I thought that the argument is not that, when you pay so much for drug X that you are specifically paying for the research of drug X, but rather that you are paying for drug research in general. Or maybe even more reasonable, that if the drug company didn’t foresee a high price of drug X in the future, it wouldn’t have invested any money to create it. I mean, they are getting their research money from somewhere . . . not that I want people to use their life savings to pay for their drugs, but it seems like that’s a big problem that is not just the drug companies’ fault.
It’s also helpful to read up on what Marcia Angell has said about this. She’s the former editor of NEJM and has written a great deal in essays and books on how drug R&D works.
Basically, even if prices were set to adjust R&D cost, that has little or nothing to do with the discovery of innovative drugs. Most innovative drugs are discovered by academia and small startups, and the overwhelming majority of R&D research from the drug companies is the pursuit of me-too or sibling drugs to attempt to take market share from competitors.

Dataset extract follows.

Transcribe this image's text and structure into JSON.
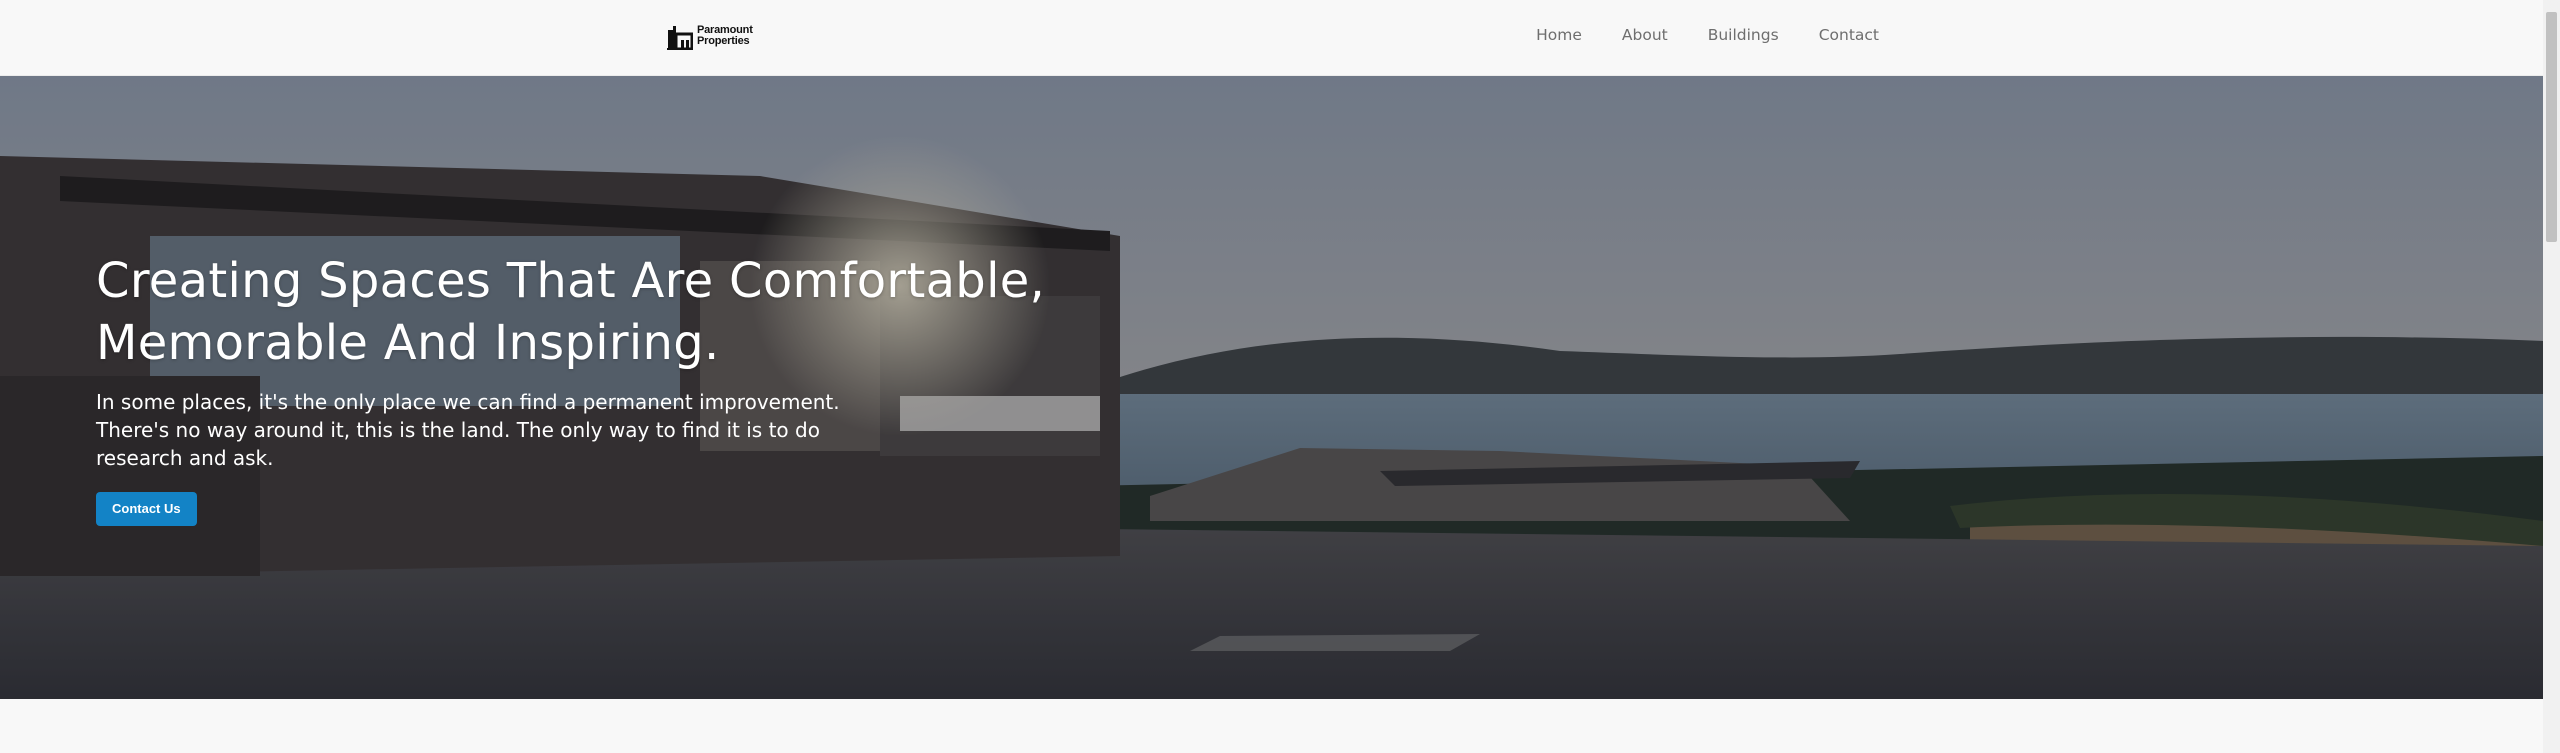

Such drugs are low-hanging fruit, and represent a safer investment than the pursuit of truly innovative medications, which is better left to venture capital and government-sponsored research.
It looks to me, from the quotes, that what McKinnell is saying isn’t that R&D doesn’t figure into drug cost, but rather that it’s future R&D that drives it, not the R&D for the specific drug itself.
The comment “the cost of making a drug has nothing to do with how much drug companies charge for that drug” is completely spurious, since the cost of manufacturing is always an end price driver, whether past research is or not. And not all businesses necessarily seperate R&D from production costs.
I saw a report a few months back about a particular expensive drug. I forget the exact details but it was someting like this: The drug was marketed for disease A. It was found to also be effective for disease B, but only a fraction of the dose was needed. The drug company then started marketing the drug for disease B, with a smaller dose, but the cost for the smaller dose was significanly more than diluting the larger dose marketed for disease A. The main reason seemed to be because that’s what insurance companies would pay.
Here we go, details via google: